Weather: [We had a little more sunshine yesterday but it is still (sadly) mostly overcast. I'm sure we'll find a tropical paradise sooner or later, but we'd expected to be there by now!]
Sailing conditions: [Seas are surprisingly flat, and wind remains favorable/useful. Currently sailing a beam reach to the SW with the wind from the south]
Food: [Egg Sandwiches for lunch, and Pasta for dinner... We normally eat pasta 3-4 times a week and this is the first time we've had it on this passage. Kyle has been asking WHEN are we going to have pasta? but I've wanted to be sure we use our fresh provisions before they need to be thrown out (due to rot or legislation); there is much we cannot take into Galapagos with us that must be eaten or discarded before we arrive.]
General Comments: [Given the (current) weather forecasts it looks as though a stop in the Galapagos is ON, I'm very excited and trying to make that cautiously excited. Yes, we are now in the Southern Pacific. We crossed the equator just before sunset yesterday (YAY!), a first for us and the boat. I bullied Kyle into a ceremony/toast to Neptune (which he eventually enjoyed)... Twilight only lasted about 20 minutes. The night-time bio-luminescence is AMAZING with the back of the boat creating rocket trails through the water, it's just magical to watch. Not much to see otherwise, the occasional bird circles us and moves on. Occasionally we see other boats on the AIS that are too far to see clearly by eye.]
Progress: so far we've made  nm on this passage and have  nm to go. Last 24 hours we made  nm.
Updated after the fact..
Turtles visit as we move so slowly through the water, and my favourite picture of Kyle sailing
[Kyle]Day eight was another no wind day, where we were barely able to keep enough water going over Begonia’s rudders to keep her at least pointed in the right direction. The sun finally came out though, so that tempered our disappointment with the wind.
At around noon we came across a large patch of trash and slime where two different currents converged. It was a disheartening sight, soda bottles, potato chip bags and miscellaneous plastic junk floating in a thin oily slime that was green with algae.
We spotted a big sea turtle from a distance he looked like he was entangled in something so we altered course and crept over to take a better look. I thought he would startle when we got too close, but he seemed completely unbothered by our presence. We were able to get within a couple of feet of him before being sure he was fine; he was just enjoying a meal of garbage slime – yuk.
Over the next couple of hours we saw dozens of turtles, all were completely indifferent to our presence. Begonia was moving along at well under a knot, but I still expected the sight of such a large thing approaching and casting them in shadow would make them at least a little nervous. I passed one so closely that Begonia actually rubbed one of his flippers for 20ft or so. There was no reaction at all. A couple of others passed between the hulls, never pausing in their foraging.
Later on we also saw about four groups of about seven or eight pilot whales each. These are members of the delphinius family between the size of other dolphins and orcas.

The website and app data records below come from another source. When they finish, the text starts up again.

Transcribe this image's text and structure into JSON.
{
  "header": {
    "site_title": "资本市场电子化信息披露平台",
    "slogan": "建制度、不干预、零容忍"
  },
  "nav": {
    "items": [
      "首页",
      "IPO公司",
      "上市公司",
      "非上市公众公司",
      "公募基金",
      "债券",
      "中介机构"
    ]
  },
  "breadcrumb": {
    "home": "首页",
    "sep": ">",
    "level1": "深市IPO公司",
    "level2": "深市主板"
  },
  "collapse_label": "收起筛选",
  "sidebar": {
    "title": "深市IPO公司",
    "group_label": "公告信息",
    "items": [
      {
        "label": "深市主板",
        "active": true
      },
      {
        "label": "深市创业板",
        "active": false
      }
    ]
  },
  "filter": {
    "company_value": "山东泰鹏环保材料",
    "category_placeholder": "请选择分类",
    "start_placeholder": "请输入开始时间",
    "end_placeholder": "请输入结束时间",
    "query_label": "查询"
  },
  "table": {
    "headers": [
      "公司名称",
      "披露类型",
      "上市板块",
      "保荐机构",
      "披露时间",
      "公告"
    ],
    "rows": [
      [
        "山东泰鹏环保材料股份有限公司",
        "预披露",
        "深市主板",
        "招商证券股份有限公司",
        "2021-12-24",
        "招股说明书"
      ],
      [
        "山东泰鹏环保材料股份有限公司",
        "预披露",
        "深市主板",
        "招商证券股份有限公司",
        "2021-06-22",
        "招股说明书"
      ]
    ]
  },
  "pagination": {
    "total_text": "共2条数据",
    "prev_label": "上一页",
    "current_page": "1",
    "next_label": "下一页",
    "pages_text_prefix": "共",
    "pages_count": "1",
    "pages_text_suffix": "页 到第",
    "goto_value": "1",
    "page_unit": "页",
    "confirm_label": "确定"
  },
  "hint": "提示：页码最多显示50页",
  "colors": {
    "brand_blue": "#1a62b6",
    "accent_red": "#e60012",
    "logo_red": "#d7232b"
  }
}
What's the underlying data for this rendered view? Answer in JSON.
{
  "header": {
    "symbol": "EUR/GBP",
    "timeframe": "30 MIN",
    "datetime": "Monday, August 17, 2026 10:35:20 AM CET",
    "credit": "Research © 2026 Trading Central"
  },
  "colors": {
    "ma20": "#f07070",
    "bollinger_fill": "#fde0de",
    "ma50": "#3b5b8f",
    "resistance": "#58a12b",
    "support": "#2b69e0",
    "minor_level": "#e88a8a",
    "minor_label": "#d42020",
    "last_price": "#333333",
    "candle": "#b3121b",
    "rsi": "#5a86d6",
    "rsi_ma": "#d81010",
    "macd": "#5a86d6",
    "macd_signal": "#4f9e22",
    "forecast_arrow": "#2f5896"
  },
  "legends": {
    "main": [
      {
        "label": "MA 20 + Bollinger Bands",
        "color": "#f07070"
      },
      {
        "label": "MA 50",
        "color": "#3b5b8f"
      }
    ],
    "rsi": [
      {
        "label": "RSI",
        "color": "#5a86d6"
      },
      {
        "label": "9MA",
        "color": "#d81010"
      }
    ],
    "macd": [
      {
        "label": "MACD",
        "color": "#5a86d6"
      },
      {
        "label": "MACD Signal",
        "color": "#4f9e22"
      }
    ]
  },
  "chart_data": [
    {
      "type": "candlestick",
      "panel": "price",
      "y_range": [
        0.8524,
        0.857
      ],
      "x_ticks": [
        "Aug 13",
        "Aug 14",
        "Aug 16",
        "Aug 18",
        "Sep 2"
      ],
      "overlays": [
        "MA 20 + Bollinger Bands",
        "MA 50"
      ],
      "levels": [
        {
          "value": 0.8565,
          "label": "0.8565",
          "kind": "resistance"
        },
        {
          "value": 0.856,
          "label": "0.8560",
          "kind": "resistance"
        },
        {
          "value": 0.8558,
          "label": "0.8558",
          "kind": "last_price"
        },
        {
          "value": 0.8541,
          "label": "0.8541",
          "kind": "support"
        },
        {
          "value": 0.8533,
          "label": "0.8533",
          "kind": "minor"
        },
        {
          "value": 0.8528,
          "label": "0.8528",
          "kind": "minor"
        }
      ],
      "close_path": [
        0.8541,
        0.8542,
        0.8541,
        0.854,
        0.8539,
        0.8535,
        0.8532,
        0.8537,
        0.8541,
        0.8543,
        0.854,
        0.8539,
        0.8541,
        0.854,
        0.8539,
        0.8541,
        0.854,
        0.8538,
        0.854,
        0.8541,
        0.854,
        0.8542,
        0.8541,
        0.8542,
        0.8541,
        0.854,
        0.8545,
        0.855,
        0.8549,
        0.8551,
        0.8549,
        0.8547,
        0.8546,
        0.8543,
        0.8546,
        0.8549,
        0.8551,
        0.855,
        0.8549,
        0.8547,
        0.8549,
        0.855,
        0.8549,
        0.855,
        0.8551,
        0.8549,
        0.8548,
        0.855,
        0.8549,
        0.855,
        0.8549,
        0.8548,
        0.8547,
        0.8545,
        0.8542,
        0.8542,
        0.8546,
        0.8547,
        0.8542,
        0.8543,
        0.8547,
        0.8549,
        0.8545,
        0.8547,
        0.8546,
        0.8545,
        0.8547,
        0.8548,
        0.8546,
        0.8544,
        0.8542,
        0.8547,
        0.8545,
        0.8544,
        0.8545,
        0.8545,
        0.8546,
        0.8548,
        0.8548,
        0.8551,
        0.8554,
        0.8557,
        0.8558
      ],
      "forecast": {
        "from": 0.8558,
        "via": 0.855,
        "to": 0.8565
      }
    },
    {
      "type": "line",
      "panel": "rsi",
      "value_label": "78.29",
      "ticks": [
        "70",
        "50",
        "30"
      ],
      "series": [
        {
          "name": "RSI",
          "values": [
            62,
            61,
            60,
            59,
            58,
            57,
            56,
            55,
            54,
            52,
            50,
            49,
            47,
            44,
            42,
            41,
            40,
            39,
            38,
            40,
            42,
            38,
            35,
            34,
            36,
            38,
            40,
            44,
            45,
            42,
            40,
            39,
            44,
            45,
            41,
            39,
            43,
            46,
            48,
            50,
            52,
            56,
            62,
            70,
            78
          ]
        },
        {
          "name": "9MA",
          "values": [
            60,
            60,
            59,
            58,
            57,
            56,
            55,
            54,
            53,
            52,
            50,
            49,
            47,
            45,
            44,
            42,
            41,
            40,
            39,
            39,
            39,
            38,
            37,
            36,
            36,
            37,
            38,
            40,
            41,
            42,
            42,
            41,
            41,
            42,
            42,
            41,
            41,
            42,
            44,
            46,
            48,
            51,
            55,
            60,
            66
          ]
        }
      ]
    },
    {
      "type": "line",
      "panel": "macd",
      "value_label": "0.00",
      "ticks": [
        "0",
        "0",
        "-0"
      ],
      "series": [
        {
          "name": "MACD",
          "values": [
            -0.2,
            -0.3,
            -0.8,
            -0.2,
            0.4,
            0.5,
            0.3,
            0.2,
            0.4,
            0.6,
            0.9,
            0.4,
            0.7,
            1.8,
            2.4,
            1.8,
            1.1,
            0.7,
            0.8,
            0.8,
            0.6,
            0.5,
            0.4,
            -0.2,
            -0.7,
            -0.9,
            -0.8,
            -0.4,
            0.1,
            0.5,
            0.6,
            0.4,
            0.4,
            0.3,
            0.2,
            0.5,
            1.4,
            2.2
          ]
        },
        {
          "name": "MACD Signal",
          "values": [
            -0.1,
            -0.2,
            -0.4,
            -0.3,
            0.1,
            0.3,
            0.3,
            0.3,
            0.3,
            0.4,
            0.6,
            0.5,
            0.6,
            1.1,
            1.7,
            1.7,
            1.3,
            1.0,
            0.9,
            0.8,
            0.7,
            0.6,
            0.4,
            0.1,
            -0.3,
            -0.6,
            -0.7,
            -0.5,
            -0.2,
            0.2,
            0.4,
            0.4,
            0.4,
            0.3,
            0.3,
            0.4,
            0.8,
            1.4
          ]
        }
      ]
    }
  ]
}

The were mostly off in the middle distance, breaching and smacking their flukes in the water to stun the fish on which they were feeding. One group stopped what they were doing and came close enough for me to identify them.
On the ninth day, a 6kt wind filled in from the south-south-east and stayed there. After five days of tacking back and forth in light air we were finally able to point Begonia at the Galápagos and pick up some speed, putting miles between us and the South American mainland, and allowing us to finally start ticking off minutes of longitude in earnest.
On day Ten we finally crossed the equator at 4:24pm and the third day of Spring became the third day of Autumn. That must be why it was overcast and the temperature only 23 degrees Celsius (73 F).
Having fun with our first equator crossing under sail